(pp. 63–64) Of great importance for the efficacy of the Eucharist is a good intention, as well as the immediate preparation for the Holy Mass and Holy Communion and thanksgiving afterward, which one can and must anticipate and prolong during the day, especially by fulfilling one’s duties well and taking care to bring joy to the Sacred Heart of Jesus, under the maternal eye of the Immaculate.

(p. 65) ‘When friendship in life finds indifference in response – it hurts! If worldly people, despised by those they loved, go so far as to take their own lives, unable to bear the pain they have suffered, there is a similar great pain for the Sacred Heart of Jesus, whose love has been despised.’ Thus the loving souls ‘seek to make amends for other souls who repay God’s Heart with ingratitude for boundless love […] The Lord God grants Himself to the soul more and more for these acts of reparation. The soul feels these graces and repays for this to the Lord God even more fervently with love for love’.

(p. 71) On the Solemnity of the Immaculate Conception – the feast ‘in a more special way’ of the Knight of the Immaculate – its Founder used to make with members of the movement an examination of conscience of the year that was ending and stimulate himself to serve more zealously under the Immaculate’s banner.

He asked: ‘Have we become even closer to the Immaculate One through this year? Has our love for Her increased? Have we become closer to the Most Sacred Heart of Jesus through the Immaculate? Do we remain more closely with Jesus in the tabernacle and even more so after receiving Him in Holy Communion? Does His love on the cross attract us and impel us to reciprocate with sacrificial love, at our expense, suffering for Him?’ […] He urged that, especially on this day, we wash our souls in the Sacrament of Penance and enter Holy Communion with great zeal. ‘After Holy Communion, we will again ask the Immaculate One that She herself deigns to receive the Lord Jesus in our souls and give Him the pleasure He has never yet experienced. May she reward Jesus for our infidelities and the sins of the whole world and stir us to greater love.

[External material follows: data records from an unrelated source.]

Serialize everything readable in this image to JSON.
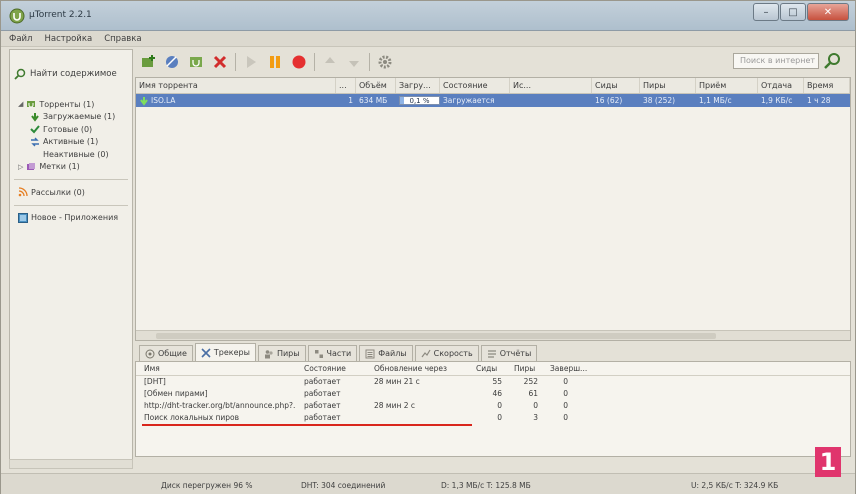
{
  "window": {
    "title": "µTorrent 2.2.1",
    "controls": [
      "–",
      "□",
      "✕"
    ]
  },
  "menu": {
    "items": [
      "Файл",
      "Настройка",
      "Справка"
    ]
  },
  "sidebar": {
    "search_label": "Найти содержимое",
    "tree": [
      {
        "label": "Торренты (1)",
        "icon": "torrents-icon"
      },
      {
        "label": "Загружаемые (1)",
        "icon": "download-arrow-icon"
      },
      {
        "label": "Готовые (0)",
        "icon": "check-icon"
      },
      {
        "label": "Активные (1)",
        "icon": "activity-icon"
      },
      {
        "label": "Неактивные (0)",
        "icon": "inactive-icon"
      },
      {
        "label": "Метки (1)",
        "icon": "labels-icon"
      }
    ],
    "feeds": "Рассылки (0)",
    "apps": "Новое - Приложения"
  },
  "toolbar": {
    "search_placeholder": "Поиск в интернет"
  },
  "torrent_table": {
    "columns": [
      "Имя торрента",
      "...",
      "Объём",
      "Загру...",
      "Состояние",
      "Ис...",
      "Сиды",
      "Пиры",
      "Приём",
      "Отдача",
      "Время"
    ],
    "rows": [
      {
        "name": "ISO.LA",
        "num": "1",
        "size": "634 МБ",
        "progress_text": "0,1 %",
        "progress": 0.1,
        "state": "Загружается",
        "source": "",
        "seeds": "16 (62)",
        "peers": "38 (252)",
        "down": "1,1 МБ/с",
        "up": "1,9 КБ/с",
        "eta": "1 ч 28"
      }
    ]
  },
  "tabs": [
    {
      "label": "Общие",
      "icon": "info-icon"
    },
    {
      "label": "Трекеры",
      "icon": "trackers-icon"
    },
    {
      "label": "Пиры",
      "icon": "peers-icon"
    },
    {
      "label": "Части",
      "icon": "pieces-icon"
    },
    {
      "label": "Файлы",
      "icon": "files-icon"
    },
    {
      "label": "Скорость",
      "icon": "speed-icon"
    },
    {
      "label": "Отчёты",
      "icon": "logger-icon"
    }
  ],
  "trackers": {
    "columns": [
      "Имя",
      "Состояние",
      "Обновление через",
      "Сиды",
      "Пиры",
      "Заверш..."
    ],
    "rows": [
      {
        "name": "[DHT]",
        "state": "работает",
        "update": "28 мин 21 с",
        "seeds": "55",
        "peers": "252",
        "done": "0"
      },
      {
        "name": "[Обмен пирами]",
        "state": "работает",
        "update": "",
        "seeds": "46",
        "peers": "61",
        "done": "0"
      },
      {
        "name": "http://dht-tracker.org/bt/announce.php?...",
        "state": "работает",
        "update": "28 мин 2 с",
        "seeds": "0",
        "peers": "0",
        "done": "0"
      },
      {
        "name": "Поиск локальных пиров",
        "state": "работает",
        "update": "",
        "seeds": "0",
        "peers": "3",
        "done": "0"
      }
    ]
  },
  "statusbar": {
    "disk": "Диск перегружен 96 %",
    "dht": "DHT: 304 соединений",
    "down": "D: 1,3 МБ/с T: 125.8 МБ",
    "up": "U: 2,5 КБ/с T: 324.9 КБ"
  },
  "badge": "1",
  "colors": {
    "selection": "#5a7fbf",
    "underline": "#d9261c",
    "badge": "#e0356d"
  }
}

(p. 76) ‘To carry out the Militia Immaculate’s goal, and to do so as soon as possible, i.e., to win the whole world and every soul individually, which is or will be until the world’s end, for the Immaculate One, and through Her for the Most Sacred Heart of Jesus. Moreover, make sure that no one removes the banner of the Immaculate from any soul, but rather constantly deepen the love for the Immaculate in souls […] so that She herself lives and loves (works) in them and through them […] Then souls will love the Most Sacred Heart of Jesus as they have never loved before because they will delve like She into the mysteries of love: the Cross, the Eucharist – as they have not delved before. God’s love will ignite the world through Her and burn it, and there will be an ‘ascension’ of souls and love […] a divinization of the whole world in Her and through Her.’